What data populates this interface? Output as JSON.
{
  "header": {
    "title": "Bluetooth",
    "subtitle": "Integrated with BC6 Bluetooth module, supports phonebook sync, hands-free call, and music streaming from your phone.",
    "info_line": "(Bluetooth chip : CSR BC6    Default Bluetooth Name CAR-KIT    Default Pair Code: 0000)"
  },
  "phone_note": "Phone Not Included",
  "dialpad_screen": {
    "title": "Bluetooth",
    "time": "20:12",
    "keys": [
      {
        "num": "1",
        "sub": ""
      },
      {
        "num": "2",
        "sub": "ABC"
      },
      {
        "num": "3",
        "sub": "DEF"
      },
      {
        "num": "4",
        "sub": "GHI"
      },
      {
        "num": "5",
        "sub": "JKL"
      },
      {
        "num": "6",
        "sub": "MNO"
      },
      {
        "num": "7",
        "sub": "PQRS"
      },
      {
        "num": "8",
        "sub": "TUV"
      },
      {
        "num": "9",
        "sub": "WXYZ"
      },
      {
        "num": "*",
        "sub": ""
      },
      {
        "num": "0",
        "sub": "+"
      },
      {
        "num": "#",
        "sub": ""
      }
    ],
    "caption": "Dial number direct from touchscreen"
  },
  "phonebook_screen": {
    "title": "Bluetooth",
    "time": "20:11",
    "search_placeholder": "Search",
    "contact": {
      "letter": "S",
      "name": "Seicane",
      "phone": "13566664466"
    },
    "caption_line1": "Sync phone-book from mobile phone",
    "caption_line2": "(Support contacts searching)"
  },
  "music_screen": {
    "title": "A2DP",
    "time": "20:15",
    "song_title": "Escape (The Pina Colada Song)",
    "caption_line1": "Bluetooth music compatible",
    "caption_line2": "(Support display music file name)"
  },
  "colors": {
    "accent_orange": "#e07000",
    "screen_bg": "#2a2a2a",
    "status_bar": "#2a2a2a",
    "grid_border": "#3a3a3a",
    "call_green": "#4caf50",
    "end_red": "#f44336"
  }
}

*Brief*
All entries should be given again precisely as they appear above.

*Solution below*
What data populates this interface? Output as JSON.
{
  "header": {
    "title": "Bluetooth",
    "subtitle": "Integrated with BC6 Bluetooth module, supports phonebook sync, hands-free call, and music streaming from your phone.",
    "info_line": "(Bluetooth chip : CSR BC6    Default Bluetooth Name CAR-KIT    Default Pair Code: 0000)"
  },
  "phone_note": "Phone Not Included",
  "dialpad_screen": {
    "title": "Bluetooth",
    "time": "20:12",
    "keys": [
      {
        "num": "1",
        "sub": ""
      },
      {
        "num": "2",
        "sub": "ABC"
      },
      {
        "num": "3",
        "sub": "DEF"
      },
      {
        "num": "4",
        "sub": "GHI"
      },
      {
        "num": "5",
        "sub": "JKL"
      },
      {
        "num": "6",
        "sub": "MNO"
      },
      {
        "num": "7",
        "sub": "PQRS"
      },
      {
        "num": "8",
        "sub": "TUV"
      },
      {
        "num": "9",
        "sub": "WXYZ"
      },
      {
        "num": "*",
        "sub": ""
      },
      {
        "num": "0",
        "sub": "+"
      },
      {
        "num": "#",
        "sub": ""
      }
    ],
    "caption": "Dial number direct from touchscreen"
  },
  "phonebook_screen": {
    "title": "Bluetooth",
    "time": "20:11",
    "search_placeholder": "Search",
    "contact": {
      "letter": "S",
      "name": "Seicane",
      "phone": "13566664466"
    },
    "caption_line1": "Sync phone-book from mobile phone",
    "caption_line2": "(Support contacts searching)"
  },
  "music_screen": {
    "title": "A2DP",
    "time": "20:15",
    "song_title": "Escape (The Pina Colada Song)",
    "caption_line1": "Bluetooth music compatible",
    "caption_line2": "(Support display music file name)"
  },
  "colors": {
    "accent_orange": "#e07000",
    "screen_bg": "#2a2a2a",
    "status_bar": "#2a2a2a",
    "grid_border": "#3a3a3a",
    "call_green": "#4caf50",
    "end_red": "#f44336"
  }
}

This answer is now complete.